Sugar output in India, the world’s biggest producer after Brazil, will climb to the highest level since 2007 as cane yields increase, a mills’ group said.
Production may total more than 27 million metric tons in the year that began on Oct. 1, the Indian Sugar Mills Association said in an e-mailed statement on Thursday. That would be the highest since 2006-07 and compares with 24.4 million tons last season, data from the association show. Output jumped 14 percent to 26.4 million tons by April 15, it said.

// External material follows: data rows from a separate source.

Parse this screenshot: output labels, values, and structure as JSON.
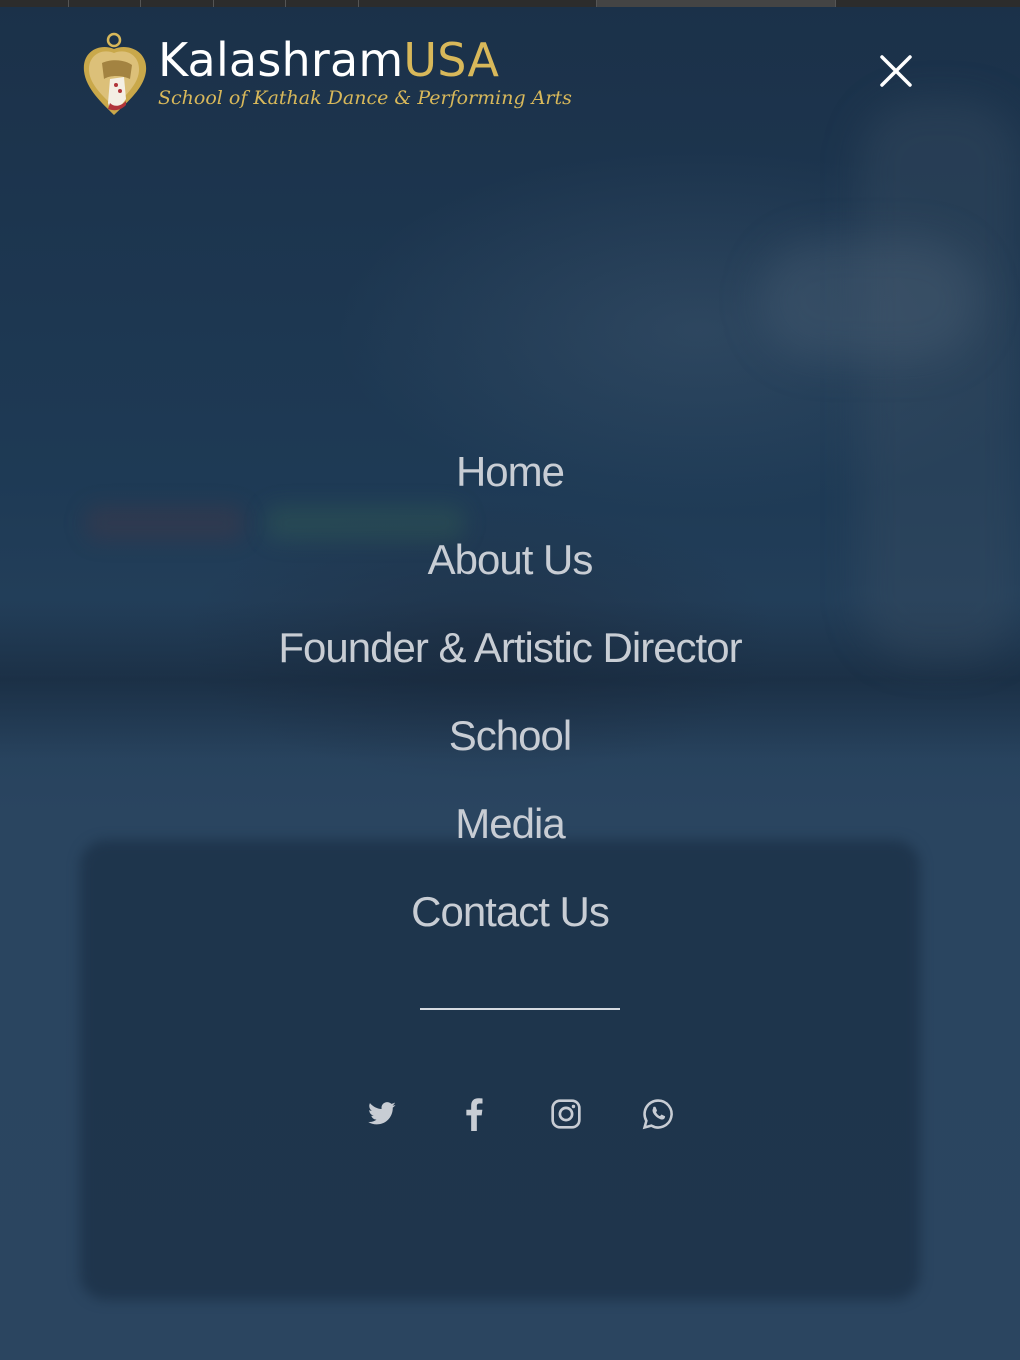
{
  "brand": {
    "name_part1": "Kalashram",
    "name_part2": "USA",
    "tagline": "School of Kathak Dance & Performing Arts",
    "gold": "#d8b85a"
  },
  "header": {
    "close_icon": "close-icon"
  },
  "nav": {
    "items": [
      {
        "label": "Home"
      },
      {
        "label": "About Us"
      },
      {
        "label": "Founder & Artistic Director"
      },
      {
        "label": "School"
      },
      {
        "label": "Media"
      },
      {
        "label": "Contact Us"
      }
    ]
  },
  "social": {
    "items": [
      {
        "icon": "twitter-icon"
      },
      {
        "icon": "facebook-icon"
      },
      {
        "icon": "instagram-icon"
      },
      {
        "icon": "whatsapp-icon"
      }
    ]
  },
  "colors": {
    "overlay_bg": "#1d344c",
    "menu_text": "#c8cdd4",
    "icon": "#c8cdd4"
  }
}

Rising supplies from India to Thailand threaten to widen a global surplus for a fifth year and pressure prices that have fallen 10 percent in New York this year. Global production in the year ending Sept. 30 will exceed demand by 620,000 tons, leaving record stockpiles of 79.89 million tons, or almost enough to supply the world’s top seven consuming countries, data from London-based International Sugar Organization show.
“Higher cane yields in Maharashtra and an increase in sugar recovery in Uttar Pradesh are helping production,” Abinash Verma, director general of the association, said by phone from New Delhi on Thursday.
India’s sugar stockpiles will expand to more than 9 million tons by the end of September from 7.5 million tons a year earlier, the association said. The government should buy 3 million tons from mills to absorb the surplus and allow domestic prices to improve, it said.
Sugar prices have fallen below the cost of production across India to a seven-year low due to weak demand and mounting stockpiles, the association said. Mills owe 193 billion rupees ($3 billion) to farmers, as much as 35 percent of the total money payable to the growers this season, the association said.